**Exercise details:** What is needed is every line of the data that includes the word "Blender". Please copy each one.

**Available records:**
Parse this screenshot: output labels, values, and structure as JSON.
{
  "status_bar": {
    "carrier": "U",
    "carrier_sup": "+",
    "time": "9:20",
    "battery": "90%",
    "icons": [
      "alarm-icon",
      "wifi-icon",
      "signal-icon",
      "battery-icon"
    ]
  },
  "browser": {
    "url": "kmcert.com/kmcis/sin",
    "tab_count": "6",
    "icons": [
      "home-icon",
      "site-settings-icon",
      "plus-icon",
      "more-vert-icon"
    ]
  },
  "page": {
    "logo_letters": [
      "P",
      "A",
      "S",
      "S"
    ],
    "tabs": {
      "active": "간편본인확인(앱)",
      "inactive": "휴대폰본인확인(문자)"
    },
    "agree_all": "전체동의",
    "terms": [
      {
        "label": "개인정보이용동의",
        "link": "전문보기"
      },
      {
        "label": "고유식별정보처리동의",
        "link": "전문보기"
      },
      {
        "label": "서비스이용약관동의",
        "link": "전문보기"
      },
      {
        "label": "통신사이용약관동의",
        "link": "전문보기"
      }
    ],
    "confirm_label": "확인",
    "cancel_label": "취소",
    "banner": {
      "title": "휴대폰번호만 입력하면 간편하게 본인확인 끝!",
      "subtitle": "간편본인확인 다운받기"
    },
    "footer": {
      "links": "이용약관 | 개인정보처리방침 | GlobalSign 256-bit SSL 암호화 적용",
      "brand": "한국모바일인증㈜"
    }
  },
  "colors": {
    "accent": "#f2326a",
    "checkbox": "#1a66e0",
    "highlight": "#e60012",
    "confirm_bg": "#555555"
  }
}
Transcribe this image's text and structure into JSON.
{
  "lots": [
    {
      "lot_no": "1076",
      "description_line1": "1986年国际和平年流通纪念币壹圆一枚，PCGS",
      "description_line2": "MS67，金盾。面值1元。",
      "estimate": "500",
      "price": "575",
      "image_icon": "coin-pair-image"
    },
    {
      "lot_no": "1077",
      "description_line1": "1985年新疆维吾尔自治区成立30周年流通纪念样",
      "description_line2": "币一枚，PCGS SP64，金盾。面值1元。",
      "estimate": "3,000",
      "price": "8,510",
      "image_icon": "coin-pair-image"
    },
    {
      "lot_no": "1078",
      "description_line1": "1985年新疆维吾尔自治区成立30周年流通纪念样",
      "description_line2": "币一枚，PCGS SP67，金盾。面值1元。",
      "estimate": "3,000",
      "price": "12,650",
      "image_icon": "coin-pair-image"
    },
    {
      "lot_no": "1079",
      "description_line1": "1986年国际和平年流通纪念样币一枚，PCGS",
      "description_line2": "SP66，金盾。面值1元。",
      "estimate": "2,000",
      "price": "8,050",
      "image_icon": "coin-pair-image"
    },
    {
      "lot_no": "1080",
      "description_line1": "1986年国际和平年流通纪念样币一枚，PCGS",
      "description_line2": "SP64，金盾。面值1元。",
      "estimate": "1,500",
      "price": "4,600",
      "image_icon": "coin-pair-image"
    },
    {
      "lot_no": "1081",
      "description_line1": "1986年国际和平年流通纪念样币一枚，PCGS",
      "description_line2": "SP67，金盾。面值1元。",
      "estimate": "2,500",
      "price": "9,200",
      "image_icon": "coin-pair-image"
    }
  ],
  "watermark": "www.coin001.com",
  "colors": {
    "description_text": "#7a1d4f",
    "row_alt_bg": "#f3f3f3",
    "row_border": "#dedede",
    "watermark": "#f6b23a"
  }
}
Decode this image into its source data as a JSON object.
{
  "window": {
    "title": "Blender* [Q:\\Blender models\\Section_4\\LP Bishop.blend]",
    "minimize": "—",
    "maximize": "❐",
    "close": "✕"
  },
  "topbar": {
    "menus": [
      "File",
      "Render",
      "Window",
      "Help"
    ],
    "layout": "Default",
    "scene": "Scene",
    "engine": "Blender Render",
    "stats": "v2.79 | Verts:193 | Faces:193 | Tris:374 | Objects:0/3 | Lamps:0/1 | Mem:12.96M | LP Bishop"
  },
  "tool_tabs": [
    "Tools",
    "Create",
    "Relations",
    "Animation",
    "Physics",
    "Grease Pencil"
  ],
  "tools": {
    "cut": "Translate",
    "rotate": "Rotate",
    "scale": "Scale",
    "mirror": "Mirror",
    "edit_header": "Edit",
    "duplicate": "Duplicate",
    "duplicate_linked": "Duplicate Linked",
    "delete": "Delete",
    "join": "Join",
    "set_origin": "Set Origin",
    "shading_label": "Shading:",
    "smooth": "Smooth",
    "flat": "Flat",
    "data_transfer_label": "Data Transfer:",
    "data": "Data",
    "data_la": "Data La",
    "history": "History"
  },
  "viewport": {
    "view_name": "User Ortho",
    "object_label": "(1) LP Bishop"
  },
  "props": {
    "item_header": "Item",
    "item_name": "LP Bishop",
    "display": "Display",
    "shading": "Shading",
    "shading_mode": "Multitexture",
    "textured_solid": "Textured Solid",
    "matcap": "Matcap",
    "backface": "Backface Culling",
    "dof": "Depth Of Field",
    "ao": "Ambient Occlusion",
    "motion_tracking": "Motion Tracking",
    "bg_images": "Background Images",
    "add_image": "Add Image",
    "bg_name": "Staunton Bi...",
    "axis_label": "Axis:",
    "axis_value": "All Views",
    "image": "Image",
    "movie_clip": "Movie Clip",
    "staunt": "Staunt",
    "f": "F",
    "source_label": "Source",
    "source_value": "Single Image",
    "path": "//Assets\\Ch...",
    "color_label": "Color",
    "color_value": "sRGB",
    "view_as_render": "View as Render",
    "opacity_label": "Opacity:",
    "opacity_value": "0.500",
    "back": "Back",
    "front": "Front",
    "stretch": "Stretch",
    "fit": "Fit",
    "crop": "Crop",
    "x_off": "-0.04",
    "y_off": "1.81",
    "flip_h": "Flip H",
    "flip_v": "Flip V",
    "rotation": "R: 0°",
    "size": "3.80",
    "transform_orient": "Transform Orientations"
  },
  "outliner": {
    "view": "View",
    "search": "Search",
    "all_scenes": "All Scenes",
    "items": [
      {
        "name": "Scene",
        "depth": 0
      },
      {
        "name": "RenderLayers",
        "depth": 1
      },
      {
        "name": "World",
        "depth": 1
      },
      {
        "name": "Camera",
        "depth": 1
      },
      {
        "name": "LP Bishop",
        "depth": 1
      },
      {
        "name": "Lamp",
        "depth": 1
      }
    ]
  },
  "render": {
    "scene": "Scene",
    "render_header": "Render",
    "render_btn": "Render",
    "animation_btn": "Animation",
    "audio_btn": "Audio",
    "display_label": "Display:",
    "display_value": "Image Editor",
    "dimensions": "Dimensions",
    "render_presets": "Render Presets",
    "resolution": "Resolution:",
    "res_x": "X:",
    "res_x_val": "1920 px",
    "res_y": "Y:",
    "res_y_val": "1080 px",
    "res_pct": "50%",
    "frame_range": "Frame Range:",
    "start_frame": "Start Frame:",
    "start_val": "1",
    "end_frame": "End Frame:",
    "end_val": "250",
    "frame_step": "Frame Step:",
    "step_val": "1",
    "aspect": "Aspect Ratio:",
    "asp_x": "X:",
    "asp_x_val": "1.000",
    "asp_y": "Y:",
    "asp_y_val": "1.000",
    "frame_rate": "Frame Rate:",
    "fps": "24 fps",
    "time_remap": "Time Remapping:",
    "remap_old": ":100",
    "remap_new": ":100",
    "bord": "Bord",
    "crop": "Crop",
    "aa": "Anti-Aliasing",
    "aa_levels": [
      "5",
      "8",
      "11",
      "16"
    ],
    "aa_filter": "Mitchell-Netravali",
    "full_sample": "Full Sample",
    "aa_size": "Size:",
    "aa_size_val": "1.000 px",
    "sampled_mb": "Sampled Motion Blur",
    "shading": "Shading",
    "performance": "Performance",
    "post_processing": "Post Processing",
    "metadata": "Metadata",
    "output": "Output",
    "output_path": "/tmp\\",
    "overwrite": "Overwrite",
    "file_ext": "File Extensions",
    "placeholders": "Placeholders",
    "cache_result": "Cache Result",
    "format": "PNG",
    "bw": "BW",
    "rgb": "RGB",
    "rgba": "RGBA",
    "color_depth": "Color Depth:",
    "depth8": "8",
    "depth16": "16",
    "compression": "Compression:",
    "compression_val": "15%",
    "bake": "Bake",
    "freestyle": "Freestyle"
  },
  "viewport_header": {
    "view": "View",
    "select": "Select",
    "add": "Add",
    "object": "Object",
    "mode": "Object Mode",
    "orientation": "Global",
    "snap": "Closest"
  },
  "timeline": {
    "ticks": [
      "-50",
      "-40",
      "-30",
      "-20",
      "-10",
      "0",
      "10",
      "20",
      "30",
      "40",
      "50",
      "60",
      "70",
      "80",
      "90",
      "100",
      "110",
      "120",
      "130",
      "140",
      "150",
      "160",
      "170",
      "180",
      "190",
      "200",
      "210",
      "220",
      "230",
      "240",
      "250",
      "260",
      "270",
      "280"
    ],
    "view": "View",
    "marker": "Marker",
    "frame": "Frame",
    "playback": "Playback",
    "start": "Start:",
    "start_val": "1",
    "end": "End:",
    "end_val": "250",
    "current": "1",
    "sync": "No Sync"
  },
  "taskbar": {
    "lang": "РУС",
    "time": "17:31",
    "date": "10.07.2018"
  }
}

**Answer space:**
    "title": "Blender* [Q:\\Blender models\\Section_4\\LP Bishop.blend]",
    "engine": "Blender Render",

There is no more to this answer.